Spotify is starting to crack down on listeners who run ad blockers when using the service.
In a new email to users the streaming platform said its new user guidelines “make it clear that all types of ad blockers, bots and fraudulent streaming activities are not permitted.”
New terms of service, which come into effect on March 1 mean that accounts that use ad blockers face immediate suspension.
Ad blocks have become an increasing issue for Spotify. The company said in March 2018 that while preparing for its initial public offering, it discovered two million users, about 1.3 percent of its total user base at the time , had been using blockers on the free version of Spotify.
At the time Spotify began cracking down on unauthorised Android apps that let people access the service without ads.
In its new terms of service, Spotify says “circumventing or blocking advertisements in the Spotify Service, or creating and distributing tools designed to block advertisements in the Spotify Service” may now result in “immediate termination or suspension of your Spotify account.”
Spotify found itself entangled in another Facebook data breach recently.
A New York Times report on how Facebook shares user data with partners, found that the company admitted it had given third-party companies extensive access to messages.
Facebook insisted access had been given so people could log into services like Spotify with their Facebook account and send messages through the app.
In a blog post, the company wrote:
“Did partners get access to messages? Yes. But people had to explicitly sign in to Facebook first to use a partner’s messaging feature. Take Spotify for example. After signing in to your Facebook account in Spotify’s desktop app, you could then send and receive messages without ever leaving the app. Our API provided partners with access to the person’s messages in order to power this type of feature.”
“To put it simply, this work was about helping people do two things. First, people could access their Facebook accounts or specific Facebook features on devices and platforms built by other companies like Apple, Amazon, Blackberry and Yahoo. These are known as integration partners. Second, people could have more social experiences – like seeing recommendations from their Facebook friends – on other popular apps and websites, like Netflix, The New York Times, Pandora and Spotify.
To be clear: none of these partnerships or features gave companies access to information without people’s permission, nor did they violate our 2012 settlement with the FTC.
How did people use these features?
People used these features in many different ways, including through:
- Apps that allowed people to access their Facebook account on their Windows Phone device
- Notifications about their activity on Facebook that they could turn on while they were using Safari or other browsers

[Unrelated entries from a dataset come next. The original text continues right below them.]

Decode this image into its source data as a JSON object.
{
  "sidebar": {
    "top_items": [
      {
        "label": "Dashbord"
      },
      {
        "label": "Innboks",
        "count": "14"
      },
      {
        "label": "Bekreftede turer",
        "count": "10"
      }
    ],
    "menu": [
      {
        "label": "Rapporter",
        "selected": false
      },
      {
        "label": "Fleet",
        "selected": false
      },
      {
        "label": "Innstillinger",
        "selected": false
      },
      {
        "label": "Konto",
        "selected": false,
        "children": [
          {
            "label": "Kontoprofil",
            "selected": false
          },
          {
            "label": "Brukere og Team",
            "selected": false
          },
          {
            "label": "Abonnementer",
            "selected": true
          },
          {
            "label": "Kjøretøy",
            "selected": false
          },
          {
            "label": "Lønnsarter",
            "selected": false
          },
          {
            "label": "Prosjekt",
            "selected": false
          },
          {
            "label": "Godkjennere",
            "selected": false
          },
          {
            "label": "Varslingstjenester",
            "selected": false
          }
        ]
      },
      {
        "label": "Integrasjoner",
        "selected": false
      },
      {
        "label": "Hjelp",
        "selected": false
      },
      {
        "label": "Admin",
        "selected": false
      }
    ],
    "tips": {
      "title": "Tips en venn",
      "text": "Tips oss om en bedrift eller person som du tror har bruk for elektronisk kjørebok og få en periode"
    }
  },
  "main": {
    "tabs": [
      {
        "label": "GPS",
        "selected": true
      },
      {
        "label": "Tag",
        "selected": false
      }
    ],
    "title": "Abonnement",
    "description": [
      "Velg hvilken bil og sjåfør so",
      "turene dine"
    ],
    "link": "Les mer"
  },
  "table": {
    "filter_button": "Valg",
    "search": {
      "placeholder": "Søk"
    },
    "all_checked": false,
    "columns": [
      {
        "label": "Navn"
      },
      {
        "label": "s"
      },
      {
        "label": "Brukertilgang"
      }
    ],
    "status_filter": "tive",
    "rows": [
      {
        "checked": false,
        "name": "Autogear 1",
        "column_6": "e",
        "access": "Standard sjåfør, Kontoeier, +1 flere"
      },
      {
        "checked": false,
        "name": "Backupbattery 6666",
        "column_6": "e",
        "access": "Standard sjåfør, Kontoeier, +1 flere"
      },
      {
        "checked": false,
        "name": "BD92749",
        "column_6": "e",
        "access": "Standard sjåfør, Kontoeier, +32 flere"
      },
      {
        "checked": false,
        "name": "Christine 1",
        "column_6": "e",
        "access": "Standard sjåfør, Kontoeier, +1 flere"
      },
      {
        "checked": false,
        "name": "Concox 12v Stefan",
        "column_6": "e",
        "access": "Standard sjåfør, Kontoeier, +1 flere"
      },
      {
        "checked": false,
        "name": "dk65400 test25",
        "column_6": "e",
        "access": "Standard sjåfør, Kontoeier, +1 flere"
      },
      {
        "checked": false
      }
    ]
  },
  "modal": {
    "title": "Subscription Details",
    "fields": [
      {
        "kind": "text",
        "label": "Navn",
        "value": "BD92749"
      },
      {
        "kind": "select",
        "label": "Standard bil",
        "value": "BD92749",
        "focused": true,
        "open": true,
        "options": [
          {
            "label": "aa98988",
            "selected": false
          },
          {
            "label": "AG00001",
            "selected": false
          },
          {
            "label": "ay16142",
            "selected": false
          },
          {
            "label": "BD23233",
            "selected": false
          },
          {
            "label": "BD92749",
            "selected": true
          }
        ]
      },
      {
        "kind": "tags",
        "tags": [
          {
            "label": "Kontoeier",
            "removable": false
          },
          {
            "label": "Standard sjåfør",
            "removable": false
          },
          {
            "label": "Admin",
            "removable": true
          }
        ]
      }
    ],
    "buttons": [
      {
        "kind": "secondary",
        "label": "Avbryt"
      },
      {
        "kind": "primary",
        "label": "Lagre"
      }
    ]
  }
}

- “Social hubs” that consolidated their feeds across Facebook, Twitter, and other services
- Messaging integrations that allowed people to recommend things like songs from Spotify to friends
- Search results in Bing and elsewhere based on public information their friends shared
- Tools that helped them find friends on Facebook by uploading their contacts from email providers like Yahoo
We’ve been public about these features and partnerships over the years because we wanted people to actually use them – and many people did. They were discussed, reviewed, and scrutinized by a wide variety of journalists and privacy advocates.”